I am mindful at this time of year that many friends are in transition — taking new employment, retiring from the work force, moving from one level of education to the next, making permanent commitments through religious professions, marriage vows or ordination.
For most, such times of transition are exciting; new possibilities usually are. We like challenges. They test our imaginations. They push us to broaden our horizons. They are often a stimulus to growth in maturity and confidence.
At the same time, standing at the edge of such transitions can leave us with emotions we have to deal with. To move on — as exciting as the prospect may be — can carry a note of sadness about the possible loss of contact with friends and habits of life that have been familiar and life-giving.
And most of us, at such moments, would admit to at least a modest level of apprehension. Will retirement, this new school or this job that I have wanted for so long offer as happy and rewarding an experience as I have been hoping it will?
I think of our graduating seniors all over the diocese. This is truly an exhilarating time in their lives. They have had 13 years of school and now are bursting at the seams to move on to a new experience in the labor force, in military service or in college. I think all of us who are older than they are can identify with that. We have all been there and can understand the eagerness for new possibilities that so touches our seniors.
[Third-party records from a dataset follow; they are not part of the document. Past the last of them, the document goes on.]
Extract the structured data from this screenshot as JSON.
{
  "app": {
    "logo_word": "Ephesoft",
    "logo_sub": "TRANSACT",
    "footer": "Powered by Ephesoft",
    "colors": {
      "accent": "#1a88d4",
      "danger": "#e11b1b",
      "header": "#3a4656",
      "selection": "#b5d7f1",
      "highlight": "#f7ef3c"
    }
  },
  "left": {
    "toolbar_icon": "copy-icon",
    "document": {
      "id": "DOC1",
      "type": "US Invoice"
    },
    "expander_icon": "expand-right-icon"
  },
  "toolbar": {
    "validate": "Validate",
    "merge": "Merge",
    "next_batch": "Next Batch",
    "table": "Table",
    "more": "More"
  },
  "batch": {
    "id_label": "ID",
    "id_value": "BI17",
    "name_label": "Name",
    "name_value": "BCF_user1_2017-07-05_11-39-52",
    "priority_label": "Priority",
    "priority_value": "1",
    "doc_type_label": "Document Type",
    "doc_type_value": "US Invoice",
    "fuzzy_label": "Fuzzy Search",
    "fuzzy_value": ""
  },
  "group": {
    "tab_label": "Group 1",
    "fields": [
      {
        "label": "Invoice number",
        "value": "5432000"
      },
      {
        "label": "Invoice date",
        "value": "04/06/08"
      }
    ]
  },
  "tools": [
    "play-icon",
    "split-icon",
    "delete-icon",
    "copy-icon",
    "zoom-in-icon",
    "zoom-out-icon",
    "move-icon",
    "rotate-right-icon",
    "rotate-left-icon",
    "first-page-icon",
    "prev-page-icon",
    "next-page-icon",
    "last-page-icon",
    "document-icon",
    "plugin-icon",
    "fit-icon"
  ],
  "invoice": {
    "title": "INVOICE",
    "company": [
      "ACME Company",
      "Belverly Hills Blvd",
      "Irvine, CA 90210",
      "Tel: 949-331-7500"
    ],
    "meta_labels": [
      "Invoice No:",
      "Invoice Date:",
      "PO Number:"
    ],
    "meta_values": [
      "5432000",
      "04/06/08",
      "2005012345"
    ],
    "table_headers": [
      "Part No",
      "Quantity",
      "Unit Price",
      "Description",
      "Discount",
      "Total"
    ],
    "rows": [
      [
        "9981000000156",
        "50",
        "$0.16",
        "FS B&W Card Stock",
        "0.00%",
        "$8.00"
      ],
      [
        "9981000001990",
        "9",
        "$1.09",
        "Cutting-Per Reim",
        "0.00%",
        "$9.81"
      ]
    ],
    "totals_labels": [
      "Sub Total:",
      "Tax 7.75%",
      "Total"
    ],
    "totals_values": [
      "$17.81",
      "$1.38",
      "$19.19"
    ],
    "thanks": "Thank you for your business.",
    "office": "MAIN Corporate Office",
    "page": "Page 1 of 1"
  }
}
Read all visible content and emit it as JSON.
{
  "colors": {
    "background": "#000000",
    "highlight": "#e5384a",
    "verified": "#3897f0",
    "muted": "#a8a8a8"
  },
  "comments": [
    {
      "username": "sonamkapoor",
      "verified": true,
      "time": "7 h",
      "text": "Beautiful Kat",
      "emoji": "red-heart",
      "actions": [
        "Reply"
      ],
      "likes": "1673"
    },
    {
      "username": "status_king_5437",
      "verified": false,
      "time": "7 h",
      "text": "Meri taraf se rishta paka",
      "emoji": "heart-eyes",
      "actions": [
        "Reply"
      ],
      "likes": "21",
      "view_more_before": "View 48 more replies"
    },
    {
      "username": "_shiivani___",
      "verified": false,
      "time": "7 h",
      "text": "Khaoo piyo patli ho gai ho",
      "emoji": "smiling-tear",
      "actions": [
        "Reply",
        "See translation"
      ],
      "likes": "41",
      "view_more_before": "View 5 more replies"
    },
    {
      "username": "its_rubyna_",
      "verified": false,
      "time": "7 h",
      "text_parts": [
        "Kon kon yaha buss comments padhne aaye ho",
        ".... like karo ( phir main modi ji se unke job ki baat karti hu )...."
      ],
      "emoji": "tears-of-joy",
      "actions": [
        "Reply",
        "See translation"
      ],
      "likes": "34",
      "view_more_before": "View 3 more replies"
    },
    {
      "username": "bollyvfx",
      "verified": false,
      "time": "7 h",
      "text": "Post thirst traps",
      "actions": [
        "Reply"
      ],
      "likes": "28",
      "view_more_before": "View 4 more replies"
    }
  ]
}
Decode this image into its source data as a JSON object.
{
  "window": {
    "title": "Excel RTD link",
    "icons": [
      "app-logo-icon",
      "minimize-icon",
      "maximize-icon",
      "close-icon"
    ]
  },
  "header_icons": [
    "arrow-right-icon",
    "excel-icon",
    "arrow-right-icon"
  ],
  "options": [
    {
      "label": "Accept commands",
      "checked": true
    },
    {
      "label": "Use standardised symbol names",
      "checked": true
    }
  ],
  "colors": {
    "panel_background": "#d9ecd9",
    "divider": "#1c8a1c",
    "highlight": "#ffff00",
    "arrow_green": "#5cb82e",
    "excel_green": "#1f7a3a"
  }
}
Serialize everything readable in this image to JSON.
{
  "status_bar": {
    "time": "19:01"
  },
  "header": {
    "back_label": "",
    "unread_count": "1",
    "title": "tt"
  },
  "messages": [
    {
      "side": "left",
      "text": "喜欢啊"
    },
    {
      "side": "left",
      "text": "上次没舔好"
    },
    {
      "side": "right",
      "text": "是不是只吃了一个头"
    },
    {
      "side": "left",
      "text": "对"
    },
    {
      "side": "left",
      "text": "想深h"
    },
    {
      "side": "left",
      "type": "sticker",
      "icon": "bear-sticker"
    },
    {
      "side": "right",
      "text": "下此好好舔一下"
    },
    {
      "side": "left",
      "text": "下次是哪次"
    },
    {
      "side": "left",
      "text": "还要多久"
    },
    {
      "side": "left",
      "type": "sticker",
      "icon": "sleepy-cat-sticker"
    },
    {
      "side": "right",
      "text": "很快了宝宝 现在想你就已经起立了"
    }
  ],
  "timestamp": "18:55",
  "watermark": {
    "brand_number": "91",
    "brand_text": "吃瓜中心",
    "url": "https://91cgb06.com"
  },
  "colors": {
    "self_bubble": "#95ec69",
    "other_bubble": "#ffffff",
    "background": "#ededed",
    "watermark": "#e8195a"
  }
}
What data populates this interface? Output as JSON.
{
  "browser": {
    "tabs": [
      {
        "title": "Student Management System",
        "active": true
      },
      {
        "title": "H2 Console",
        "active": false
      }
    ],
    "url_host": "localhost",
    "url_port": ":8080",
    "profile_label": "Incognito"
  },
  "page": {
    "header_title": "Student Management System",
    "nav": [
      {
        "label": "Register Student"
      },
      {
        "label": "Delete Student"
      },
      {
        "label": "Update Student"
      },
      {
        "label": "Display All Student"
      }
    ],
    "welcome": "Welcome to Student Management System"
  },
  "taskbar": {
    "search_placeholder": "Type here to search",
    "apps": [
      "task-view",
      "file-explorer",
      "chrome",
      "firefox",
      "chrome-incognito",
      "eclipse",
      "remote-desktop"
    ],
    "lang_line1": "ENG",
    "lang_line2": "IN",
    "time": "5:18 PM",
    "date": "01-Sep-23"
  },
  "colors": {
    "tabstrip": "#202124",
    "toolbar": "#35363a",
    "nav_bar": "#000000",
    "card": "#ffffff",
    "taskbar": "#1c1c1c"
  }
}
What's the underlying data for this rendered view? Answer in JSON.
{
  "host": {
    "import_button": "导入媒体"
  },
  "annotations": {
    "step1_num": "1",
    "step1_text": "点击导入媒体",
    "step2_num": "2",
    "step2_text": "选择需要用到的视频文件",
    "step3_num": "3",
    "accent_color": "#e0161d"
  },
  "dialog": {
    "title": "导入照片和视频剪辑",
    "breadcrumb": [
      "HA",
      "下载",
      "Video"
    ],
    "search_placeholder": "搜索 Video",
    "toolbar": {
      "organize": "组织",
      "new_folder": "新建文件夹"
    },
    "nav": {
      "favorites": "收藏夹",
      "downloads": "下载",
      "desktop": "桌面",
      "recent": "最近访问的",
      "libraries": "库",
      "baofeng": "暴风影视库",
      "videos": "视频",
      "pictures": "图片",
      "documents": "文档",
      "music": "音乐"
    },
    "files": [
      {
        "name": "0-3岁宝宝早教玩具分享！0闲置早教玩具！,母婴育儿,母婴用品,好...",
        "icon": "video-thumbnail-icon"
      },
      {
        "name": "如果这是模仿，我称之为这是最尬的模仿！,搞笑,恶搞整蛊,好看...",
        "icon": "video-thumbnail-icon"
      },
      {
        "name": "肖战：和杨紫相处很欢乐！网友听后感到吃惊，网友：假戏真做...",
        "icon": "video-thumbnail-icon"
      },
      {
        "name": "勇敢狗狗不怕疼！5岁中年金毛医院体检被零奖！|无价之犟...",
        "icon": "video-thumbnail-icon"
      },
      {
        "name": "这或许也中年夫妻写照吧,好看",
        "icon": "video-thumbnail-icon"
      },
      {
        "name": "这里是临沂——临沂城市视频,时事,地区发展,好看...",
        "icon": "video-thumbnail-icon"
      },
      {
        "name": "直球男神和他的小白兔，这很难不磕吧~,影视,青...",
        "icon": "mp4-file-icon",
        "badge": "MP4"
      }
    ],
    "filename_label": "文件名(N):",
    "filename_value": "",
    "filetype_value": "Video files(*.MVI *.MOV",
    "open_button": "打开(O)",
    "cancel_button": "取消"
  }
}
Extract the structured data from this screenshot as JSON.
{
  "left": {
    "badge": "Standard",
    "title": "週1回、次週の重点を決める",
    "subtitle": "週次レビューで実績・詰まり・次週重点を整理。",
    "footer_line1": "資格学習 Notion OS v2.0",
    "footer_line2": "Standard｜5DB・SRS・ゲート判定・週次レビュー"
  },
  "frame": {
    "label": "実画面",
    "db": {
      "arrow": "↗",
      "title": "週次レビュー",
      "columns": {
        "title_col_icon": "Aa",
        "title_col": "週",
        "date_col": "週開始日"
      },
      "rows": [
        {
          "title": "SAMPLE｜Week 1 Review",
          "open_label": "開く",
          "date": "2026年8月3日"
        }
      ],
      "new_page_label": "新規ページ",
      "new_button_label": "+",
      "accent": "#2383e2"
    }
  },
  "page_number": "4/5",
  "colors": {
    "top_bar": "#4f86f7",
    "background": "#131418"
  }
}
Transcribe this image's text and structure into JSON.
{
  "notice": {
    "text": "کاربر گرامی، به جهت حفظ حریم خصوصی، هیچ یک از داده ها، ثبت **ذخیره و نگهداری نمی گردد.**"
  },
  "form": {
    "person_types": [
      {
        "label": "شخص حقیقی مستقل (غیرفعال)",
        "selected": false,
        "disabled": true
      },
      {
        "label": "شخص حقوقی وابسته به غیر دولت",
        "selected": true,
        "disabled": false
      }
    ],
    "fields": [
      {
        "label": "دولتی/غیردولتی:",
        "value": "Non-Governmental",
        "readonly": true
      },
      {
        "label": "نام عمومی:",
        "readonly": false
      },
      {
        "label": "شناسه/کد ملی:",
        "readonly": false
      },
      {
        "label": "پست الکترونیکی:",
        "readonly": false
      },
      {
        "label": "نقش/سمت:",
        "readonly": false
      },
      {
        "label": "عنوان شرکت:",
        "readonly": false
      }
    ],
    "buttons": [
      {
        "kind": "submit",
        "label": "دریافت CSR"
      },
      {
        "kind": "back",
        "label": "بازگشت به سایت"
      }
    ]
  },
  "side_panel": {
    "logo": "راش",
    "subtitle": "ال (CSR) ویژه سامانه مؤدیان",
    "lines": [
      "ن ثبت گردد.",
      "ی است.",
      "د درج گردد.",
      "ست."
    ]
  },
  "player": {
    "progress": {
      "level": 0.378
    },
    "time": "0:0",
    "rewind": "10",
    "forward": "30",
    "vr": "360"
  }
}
I think we all understand as well that these good sisters and brothers have been around long enough to understand that the road they’ll now travel — whatever their choices — will not always be glassy smooth. There will be bends, ruts and hazards along the way. And they will have to deal with them.
At our Senior Scene day for high school seniors at Sacred Heart Cathedral in late May, I had a chance to chat with a number of seniors from public and Catholic schools in many parts of our diocese. I loved their honesty and their sense of realism about what lies ahead of them. Yes, they are eager and enthusiastic. But, I also noted an awareness among them that there is no magic or automatic leap from where they are now to adult maturity.
They know that the journey to maturity is never-ending and requires continuing commitment, patience and a ton of support from people who care about them.
What pleased me the most as I chatted with the young people that day was their sense of faith. They expressed it in many different ways, but many spoke of the need for the Lord and of their confidence that the Lord will always be with them.
I am going to be seeing many high school seniors at graduations this month, and I expect that many of you have connections with young people who are finishing high school. I hope that we can all do our best to encourage them, support them and pray for them as they move on. Such gifts are no less important to them than they are to many of us.
Just as I came to the end of this writing, my niece, Grace, telephoned. Today she finished the last day of work at her current job and tomorrow starts her new job. The gist of what she had to say?: “Uncle Matt, I’m really excited and happy. But, I’m a little nervous too.” What can I tell you?
Peace to all.